It’s important to slow the spread of the virus by observing proper social distancing and sanitation practices. But it’s also imperative to maintain healthy operations. Doing so will help you maintain your bottom line. In this section, we’ll look at several best practices. Let’s get started.

 

#1 High Risk Employees

Some employees are at higher risk for COVID than others. Know who these employees are so you can help keep them safe.

These are:

  • Anyone over the age of 60
  • Anyone with pre-existing medical conditions such as cancer, kidney disease, COPD, any heart condition, sickle cell disease, type 2 diabetes, and Immunocompromised individuals.
One popular option among restaurant owners is to offer these folks modified duties. For instance, managers may be able to hold meetings with employees via teleconference. Managers that usually manage deposits may instead do inventory. This way, they don’t have to handle money that may be contaminated.

 

#2 Regulations

Be aware that your area may have its own regulations and statues with regards to large gatherings or restaurant seating. Attend town meetings and other events to stay up to date.

 

#3 Shifts

It’s a good idea right now to limit the number of people in your restaurant at once. Staggering shifts is a great way to do this. For instance, some restaurants have taken to offering dine-in service only every other day. If you offer breakfast, but it’s not a key component of your revenue or brand, you may also consider suspending breakfast service for now. This can save money on your power and water bills.

Telework, coupled with flexible work hours, can make it easier for employees to become accustomed to new and different work conditions. This will also make it easier for them to social distancing guidelines and procedures.

 

#4 Meetings & Gatherings

It’s important to maintain proper social distancing until this crisis comes to an end. So for now, avoid social events where it’s impossible to space people at least six feet apart. This includes:

  • Group events
  • Gatherings
  • Catered parties
  • Meetings

 

#5 Travel

Identify employees who seem to use ride sharing or public transportation to get to work. Encourage them to bike or walk instead, where possible. Any option that minimizes contact with others is good. If employees cannot change their current commute, emphasize the importance of hand washing.

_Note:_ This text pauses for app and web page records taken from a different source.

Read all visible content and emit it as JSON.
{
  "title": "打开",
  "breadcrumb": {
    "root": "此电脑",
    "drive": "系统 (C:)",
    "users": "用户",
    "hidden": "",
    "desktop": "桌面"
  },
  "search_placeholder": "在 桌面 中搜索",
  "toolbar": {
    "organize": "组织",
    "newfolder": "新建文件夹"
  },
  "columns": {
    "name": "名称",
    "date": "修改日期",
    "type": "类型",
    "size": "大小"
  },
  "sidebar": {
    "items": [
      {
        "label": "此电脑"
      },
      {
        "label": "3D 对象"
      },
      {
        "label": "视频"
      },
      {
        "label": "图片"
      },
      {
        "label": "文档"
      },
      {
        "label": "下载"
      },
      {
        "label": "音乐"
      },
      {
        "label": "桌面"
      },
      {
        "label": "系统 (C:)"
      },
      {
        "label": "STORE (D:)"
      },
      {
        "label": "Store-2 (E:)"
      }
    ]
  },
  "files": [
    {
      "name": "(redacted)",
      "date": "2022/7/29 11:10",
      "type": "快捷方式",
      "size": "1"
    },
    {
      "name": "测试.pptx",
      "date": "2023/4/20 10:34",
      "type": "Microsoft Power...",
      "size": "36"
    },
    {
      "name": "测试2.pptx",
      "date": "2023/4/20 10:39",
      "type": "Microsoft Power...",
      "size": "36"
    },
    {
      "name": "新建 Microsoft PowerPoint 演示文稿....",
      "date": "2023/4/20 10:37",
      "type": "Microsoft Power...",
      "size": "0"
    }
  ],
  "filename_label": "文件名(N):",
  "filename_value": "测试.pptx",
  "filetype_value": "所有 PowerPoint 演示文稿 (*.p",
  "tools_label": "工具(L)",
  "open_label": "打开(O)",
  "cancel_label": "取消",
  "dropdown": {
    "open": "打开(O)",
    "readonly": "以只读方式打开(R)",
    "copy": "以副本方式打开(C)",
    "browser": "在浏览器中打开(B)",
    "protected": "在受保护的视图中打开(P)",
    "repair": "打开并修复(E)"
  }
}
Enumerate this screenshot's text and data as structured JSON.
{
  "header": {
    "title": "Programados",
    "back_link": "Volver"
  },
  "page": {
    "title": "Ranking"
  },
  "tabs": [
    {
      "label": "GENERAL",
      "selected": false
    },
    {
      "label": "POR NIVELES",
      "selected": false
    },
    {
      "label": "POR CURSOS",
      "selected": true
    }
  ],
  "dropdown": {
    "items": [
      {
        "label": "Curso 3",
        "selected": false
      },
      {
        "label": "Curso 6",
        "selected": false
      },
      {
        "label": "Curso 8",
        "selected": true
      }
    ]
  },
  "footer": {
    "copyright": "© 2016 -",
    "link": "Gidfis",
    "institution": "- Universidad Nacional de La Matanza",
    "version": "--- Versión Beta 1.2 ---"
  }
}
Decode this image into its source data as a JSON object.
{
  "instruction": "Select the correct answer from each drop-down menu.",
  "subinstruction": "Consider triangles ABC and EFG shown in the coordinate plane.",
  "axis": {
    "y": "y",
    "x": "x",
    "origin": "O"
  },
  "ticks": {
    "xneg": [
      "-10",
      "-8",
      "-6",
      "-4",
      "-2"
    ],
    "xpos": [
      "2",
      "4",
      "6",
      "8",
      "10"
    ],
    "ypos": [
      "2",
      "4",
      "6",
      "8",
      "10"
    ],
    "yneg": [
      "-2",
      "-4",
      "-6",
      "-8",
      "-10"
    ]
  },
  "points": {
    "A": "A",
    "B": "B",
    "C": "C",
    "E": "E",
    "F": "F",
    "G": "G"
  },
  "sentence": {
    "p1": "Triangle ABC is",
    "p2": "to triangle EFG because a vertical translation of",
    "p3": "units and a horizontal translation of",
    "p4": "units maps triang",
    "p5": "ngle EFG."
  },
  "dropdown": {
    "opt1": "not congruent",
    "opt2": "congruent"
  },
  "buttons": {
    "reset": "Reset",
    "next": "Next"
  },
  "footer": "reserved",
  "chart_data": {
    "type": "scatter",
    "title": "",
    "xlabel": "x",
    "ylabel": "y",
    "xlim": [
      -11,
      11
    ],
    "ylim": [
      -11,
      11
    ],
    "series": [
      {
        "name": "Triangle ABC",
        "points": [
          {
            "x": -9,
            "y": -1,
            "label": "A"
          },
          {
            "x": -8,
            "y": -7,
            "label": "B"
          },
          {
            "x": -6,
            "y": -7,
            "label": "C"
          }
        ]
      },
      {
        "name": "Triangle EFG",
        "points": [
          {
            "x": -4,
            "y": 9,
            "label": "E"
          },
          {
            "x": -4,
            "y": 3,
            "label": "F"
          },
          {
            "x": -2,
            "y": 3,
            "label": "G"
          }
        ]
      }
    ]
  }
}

Make it clear that they’re to wash their hands immediately upon arriving at your restaurant.

 

#6 COVID Point of Contact

Designate one person per shift to be responsible for COVID-19 related matters. This person responds to employee or customer concerns. Make sure that everyone on each shift knows who this person is. Typically, this will be a member of management.

 

#7 Communication

You may want to put a system in place that allows employees to self-report the following:

  • Having come into contact with an individual suffering from COVID-19
  • Having tested positive for the same
  • Having symptoms of the same

#8 Sick Leave

Particularly now, it’s important to have a flexible sick leave policy. This policy should allow people to stay at home when:

  • They are sick
  • They have been exposed to COVID-19
  • They are caring for someone who is sick

A good place to start is to review your existing policies. Check for outdated policies that are unnecessary restrictive or harsh. Note that leave policies should not be punitive, especially not now. Avoid punishing people for taking time off. Your policy should also take into account people who have to stay home because of illness in the family.

On the other hand, be sure to develop a policy that helps people who have had COVID return to work.

To defend yourself against employees who may take advantage of more lenient policies, you can:

  • Monitor non-COVID related absenteeism
  • Cross-train your staff
  • Hire backup staff if possible

We sincerely hope that this post has been of use to you. If you found it useful, could you give it a share? We’d appreciate it!